This book is about the future of the modern metropolis, as envisioned by Dutch architect Wiel Arets. It raises questions, predicaments, and ideals regarding the future of cities, while recognizing their limitations–centered on the metropolis of Tokyo as a prototype. The book’s Japanese folded pages, composed of a translucent, slightly off-white, rough-yet-delicate to the touch paper, reflect the ideals contained in the book’s prose. The interior of the cover is printed with an image of a burnt wood texture, printed in two tones of black, referencing the traditional Japanese weather-proofing building methods. Page numbers are replaced by time; each of the eight chapters is numbered with a length of 72 minutes, running in total to 8 hours and 42 minutes. These 72 minutes are based upon the idea that that’s the maximum travel distance one is able to take in comfort. A series of images, all taken in Tokyo, book-end all but the first chapter. When a chapter ends, white pages are still marked with the 72-minute timestamp, regardless of the length of each chapter’s text. The photos denote the end of a chapter, with the first of each portrait-format photo printed in a vertical mirror, by printing the photo on the inside of the Japanese folded opposite page, making use of the paper’s translucency, and binding technique.

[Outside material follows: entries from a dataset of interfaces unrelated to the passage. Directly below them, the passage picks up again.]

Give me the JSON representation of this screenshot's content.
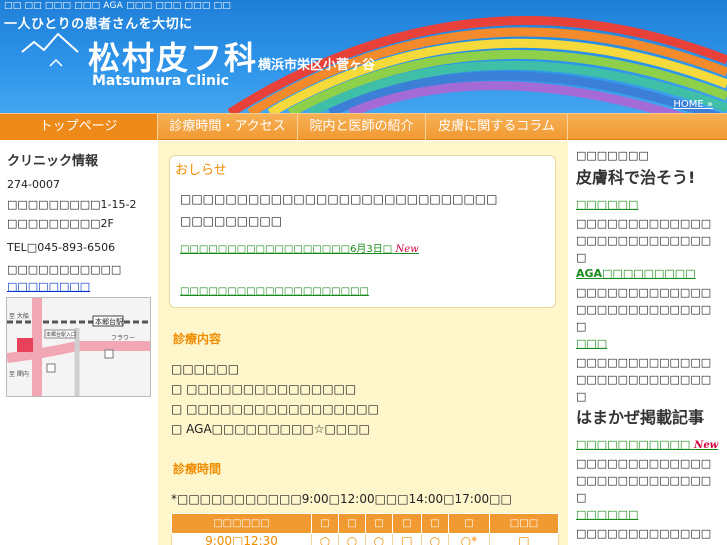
{
  "header": {
    "tagline_small": "□□ □□ □□□ □□□ AGA □□□ □□□ □□□ □□",
    "tagline": "一人ひとりの患者さんを大切に",
    "clinic_name": "松村皮フ科",
    "location": "横浜市栄区小菅ヶ谷",
    "clinic_name_roman": "Matsumura Clinic",
    "home_link": "HOME »"
  },
  "nav": {
    "items": [
      {
        "label": "トップページ"
      },
      {
        "label": "診療時間・アクセス"
      },
      {
        "label": "院内と医師の紹介"
      },
      {
        "label": "皮膚に関するコラム"
      }
    ]
  },
  "left": {
    "title": "クリニック情報",
    "lines": [
      "274-0007",
      "□□□□□□□□□1-15-2",
      "□□□□□□□□□2F",
      "TEL□045-893-6506",
      "□□□□□□□□□□□"
    ],
    "map_link": "□□□□□□□□",
    "map_labels": [
      "本郷台駅",
      "至 大船",
      "本郷台駅入口",
      "至 関内",
      "フラワー"
    ]
  },
  "notice": {
    "title": "おしらせ",
    "line1": "□□□□□□□□□□□□□□□□□□□□□□□□□□□□",
    "line2": "□□□□□□□□□",
    "link1": "□□□□□□□□□□□□□□□□□□6月3日□",
    "new1": "New",
    "link2": "□□□□□□□□□□□□□□□□□□□□"
  },
  "sections": {
    "treatment_title": "診療内容",
    "treatment_lines": [
      "□□□□□□",
      "□ □□□□□□□□□□□□□□□",
      "□ □□□□□□□□□□□□□□□□□",
      "□ AGA□□□□□□□□□☆□□□□"
    ],
    "hours_title": "診療時間",
    "hours_note": "*□□□□□□□□□□□9:00□12:00□□□14:00□17:00□□"
  },
  "hours_table": {
    "headers": [
      "□□□□□□",
      "□",
      "□",
      "□",
      "□",
      "□",
      "□",
      "□□□"
    ],
    "row1": [
      "9:00□12:30",
      "○",
      "○",
      "○",
      "□",
      "○",
      "○*",
      "□"
    ]
  },
  "right": {
    "intro": "□□□□□□□",
    "headline": "皮膚科で治そう!",
    "items": [
      {
        "link": "□□□□□□",
        "text": "□□□□□□□□□□□□□□□□□□□□□□□□□□□"
      },
      {
        "link": "AGA□□□□□□□□□",
        "text": "□□□□□□□□□□□□□□□□□□□□□□□□□□□"
      },
      {
        "link": "□□□",
        "text": "□□□□□□□□□□□□□□□□□□□□□□□□□□□"
      }
    ],
    "section2_title": "はまかぜ掲載記事",
    "section2_items": [
      {
        "link": "□□□□□□□□□□□",
        "new": "New",
        "text": "□□□□□□□□□□□□□□□□□□□□□□□□□□□"
      },
      {
        "link": "□□□□□□",
        "text": "□□□□□□□□□□□□□□□□□"
      }
    ]
  }
}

Read a review of the book from November 2019.
‘Like other books by Arets with editor John Bezold (e.g., Stills, Autobiographical References, and Wiel Arets-Bas Princen), Un-Conscious-City is a beautiful object full of thought-provoking ideas.’ –John Hill